In search of the real Rosenshine
In the 4th September 2020 issue of the TES, Jessica Powell argues that Rosenshine’s principles are “poorly understood”. In the article, Powell describes her initial sense that the principles are “straightforward, uncontroversial” and a framework of approaches that most teachers are already doing. The danger, she suggests, is that the 10 principles become a quick-fix or checklist for senior managers.
Powell speaks to Tom Sherrington and Mark Esner (a teacher and TES columnist) who argue that Rosenshine permits teachers to teach in ways that seem intuitively right. Esner sees critics of Rosenshine as “radical constructionist… facilitators”!

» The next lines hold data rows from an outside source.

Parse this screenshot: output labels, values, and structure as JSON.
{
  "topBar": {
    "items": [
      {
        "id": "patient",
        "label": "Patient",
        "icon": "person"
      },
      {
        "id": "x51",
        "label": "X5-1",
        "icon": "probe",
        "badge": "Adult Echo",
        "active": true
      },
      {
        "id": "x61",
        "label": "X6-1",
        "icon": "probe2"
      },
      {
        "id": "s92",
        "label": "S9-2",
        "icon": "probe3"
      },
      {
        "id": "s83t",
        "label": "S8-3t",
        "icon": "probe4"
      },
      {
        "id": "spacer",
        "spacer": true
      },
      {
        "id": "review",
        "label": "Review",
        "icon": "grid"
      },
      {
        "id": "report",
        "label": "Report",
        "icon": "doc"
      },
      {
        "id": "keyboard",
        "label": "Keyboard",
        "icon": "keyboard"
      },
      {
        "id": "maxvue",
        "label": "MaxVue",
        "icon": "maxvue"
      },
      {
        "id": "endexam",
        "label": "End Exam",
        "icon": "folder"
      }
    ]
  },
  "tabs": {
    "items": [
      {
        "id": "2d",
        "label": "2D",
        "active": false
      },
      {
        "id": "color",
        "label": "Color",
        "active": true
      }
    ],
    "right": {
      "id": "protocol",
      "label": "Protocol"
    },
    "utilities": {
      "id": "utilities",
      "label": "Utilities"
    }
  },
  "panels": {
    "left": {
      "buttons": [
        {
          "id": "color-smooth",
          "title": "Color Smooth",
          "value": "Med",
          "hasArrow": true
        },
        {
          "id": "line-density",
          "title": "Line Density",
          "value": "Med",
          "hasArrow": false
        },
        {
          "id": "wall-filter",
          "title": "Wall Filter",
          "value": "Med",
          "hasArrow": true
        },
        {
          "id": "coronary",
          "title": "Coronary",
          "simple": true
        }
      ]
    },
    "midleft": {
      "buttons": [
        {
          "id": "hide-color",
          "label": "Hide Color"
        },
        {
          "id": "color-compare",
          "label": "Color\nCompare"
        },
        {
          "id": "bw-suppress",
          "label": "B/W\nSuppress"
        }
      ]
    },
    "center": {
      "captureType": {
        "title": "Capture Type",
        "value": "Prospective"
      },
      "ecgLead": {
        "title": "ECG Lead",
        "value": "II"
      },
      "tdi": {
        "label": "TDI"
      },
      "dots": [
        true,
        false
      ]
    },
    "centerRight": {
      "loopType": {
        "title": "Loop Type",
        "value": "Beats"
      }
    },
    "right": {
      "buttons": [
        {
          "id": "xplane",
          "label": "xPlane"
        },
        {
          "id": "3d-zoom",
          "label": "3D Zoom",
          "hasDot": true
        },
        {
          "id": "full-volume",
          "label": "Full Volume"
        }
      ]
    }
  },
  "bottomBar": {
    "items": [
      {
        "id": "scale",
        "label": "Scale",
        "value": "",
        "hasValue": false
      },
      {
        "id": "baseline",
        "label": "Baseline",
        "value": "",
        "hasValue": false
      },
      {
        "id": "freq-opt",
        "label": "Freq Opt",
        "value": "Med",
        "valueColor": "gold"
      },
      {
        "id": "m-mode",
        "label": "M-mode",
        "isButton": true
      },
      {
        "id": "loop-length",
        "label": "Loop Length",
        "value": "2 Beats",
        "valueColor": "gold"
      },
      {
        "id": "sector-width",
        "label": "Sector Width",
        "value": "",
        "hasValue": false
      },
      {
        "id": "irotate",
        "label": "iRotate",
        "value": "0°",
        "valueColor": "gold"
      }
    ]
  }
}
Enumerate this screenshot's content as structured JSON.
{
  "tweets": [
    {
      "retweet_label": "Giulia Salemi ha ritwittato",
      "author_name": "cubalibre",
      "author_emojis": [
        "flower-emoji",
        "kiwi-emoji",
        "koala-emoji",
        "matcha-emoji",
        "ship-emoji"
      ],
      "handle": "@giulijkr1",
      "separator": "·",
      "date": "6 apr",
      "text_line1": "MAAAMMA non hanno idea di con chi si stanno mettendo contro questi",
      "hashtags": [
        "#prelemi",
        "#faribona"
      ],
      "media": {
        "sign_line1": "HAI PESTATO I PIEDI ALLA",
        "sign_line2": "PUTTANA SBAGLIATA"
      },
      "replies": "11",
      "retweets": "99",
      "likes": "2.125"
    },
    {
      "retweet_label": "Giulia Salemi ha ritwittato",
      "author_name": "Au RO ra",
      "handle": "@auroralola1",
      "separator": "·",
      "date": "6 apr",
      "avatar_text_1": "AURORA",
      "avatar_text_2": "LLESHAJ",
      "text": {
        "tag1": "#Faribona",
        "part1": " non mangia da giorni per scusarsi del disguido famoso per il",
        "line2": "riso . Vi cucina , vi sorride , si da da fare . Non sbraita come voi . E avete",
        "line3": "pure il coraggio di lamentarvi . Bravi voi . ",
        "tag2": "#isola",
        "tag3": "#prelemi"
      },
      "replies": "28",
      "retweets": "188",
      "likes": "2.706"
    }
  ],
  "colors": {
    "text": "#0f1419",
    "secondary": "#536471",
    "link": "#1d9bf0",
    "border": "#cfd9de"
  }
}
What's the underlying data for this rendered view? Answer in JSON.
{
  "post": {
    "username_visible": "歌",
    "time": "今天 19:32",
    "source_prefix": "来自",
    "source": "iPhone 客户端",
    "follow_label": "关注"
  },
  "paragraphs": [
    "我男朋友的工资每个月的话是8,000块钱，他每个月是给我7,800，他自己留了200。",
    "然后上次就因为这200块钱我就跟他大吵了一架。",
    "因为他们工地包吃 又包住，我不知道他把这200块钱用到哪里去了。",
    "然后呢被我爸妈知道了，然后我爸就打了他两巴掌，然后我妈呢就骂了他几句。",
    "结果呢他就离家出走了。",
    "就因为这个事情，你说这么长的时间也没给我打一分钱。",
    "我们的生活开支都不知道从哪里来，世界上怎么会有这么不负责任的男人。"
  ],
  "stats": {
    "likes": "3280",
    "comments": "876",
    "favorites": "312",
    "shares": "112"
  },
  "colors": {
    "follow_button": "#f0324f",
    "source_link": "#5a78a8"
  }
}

She points out that Rosenshine avoided any “finality” about the principles and that they are for specific applications rather than universal teaching procedures applicable at all times and for all subjects.
Powell investigates why the widely-known American Educator article presents only 10 principles. She speaks to Susan Paik who explained that the original pamphlet was tightly commission’s and that Rosenshine wanted 17 but compromised with 10.
She goes on to consider whether the fact that the 10 principles are a digest causing “false certainty” about practices which are more nuanced. Rosenshine’s synthesis of others’ work leaves out a great detail of more complex arguments and data. There’s the danger that Rosenshine simplifies things.
Some educators fear “that the 10 principles have been consumed as fact, despite the caution of Rosenshine and the IAE editors, and that no one is digging deeper or exploring them in the detail required for them to be useful. What’s more, they are being used as a checklist for the totality of teaching when they were never intended as such.“
Powell also considers ideological concerns: a one-size-fits-all approach to teaching that reinforces the factory model of traditional teaching. She cites Ian Beatty’s 2012 comment that the 10 principles “seem to make a frontal assault on a broad swath of ‘reformed’ teaching approaches'” (they promote the “drill and practice” model of instruction).
The article also implies that Rosenshine’s principles could suffer the same fate as Dweck’s mindsets and Hattie’s visible learning in the sense that complex theories and research become “mistranslated” when implemented in schools.